Exercise brief:
Your answer must be every line of the data that holds the string "Options".
--------------------
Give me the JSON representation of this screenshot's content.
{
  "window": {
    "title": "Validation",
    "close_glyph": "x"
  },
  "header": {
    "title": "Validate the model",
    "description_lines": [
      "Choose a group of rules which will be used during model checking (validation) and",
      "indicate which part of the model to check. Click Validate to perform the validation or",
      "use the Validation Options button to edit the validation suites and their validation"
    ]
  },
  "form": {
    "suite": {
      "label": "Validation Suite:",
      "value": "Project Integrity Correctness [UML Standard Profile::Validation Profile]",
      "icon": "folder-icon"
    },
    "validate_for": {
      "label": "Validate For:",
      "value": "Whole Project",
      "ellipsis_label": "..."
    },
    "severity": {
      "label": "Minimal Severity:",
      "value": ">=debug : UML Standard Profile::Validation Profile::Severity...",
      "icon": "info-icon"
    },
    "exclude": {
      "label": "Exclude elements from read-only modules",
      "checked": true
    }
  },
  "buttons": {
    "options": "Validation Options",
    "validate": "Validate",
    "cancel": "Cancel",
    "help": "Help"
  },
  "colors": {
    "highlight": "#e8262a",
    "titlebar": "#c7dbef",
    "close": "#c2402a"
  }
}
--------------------
Answer box:
      "use the Validation Options button to edit the validation suites and their validation"
    "options": "Validation Options",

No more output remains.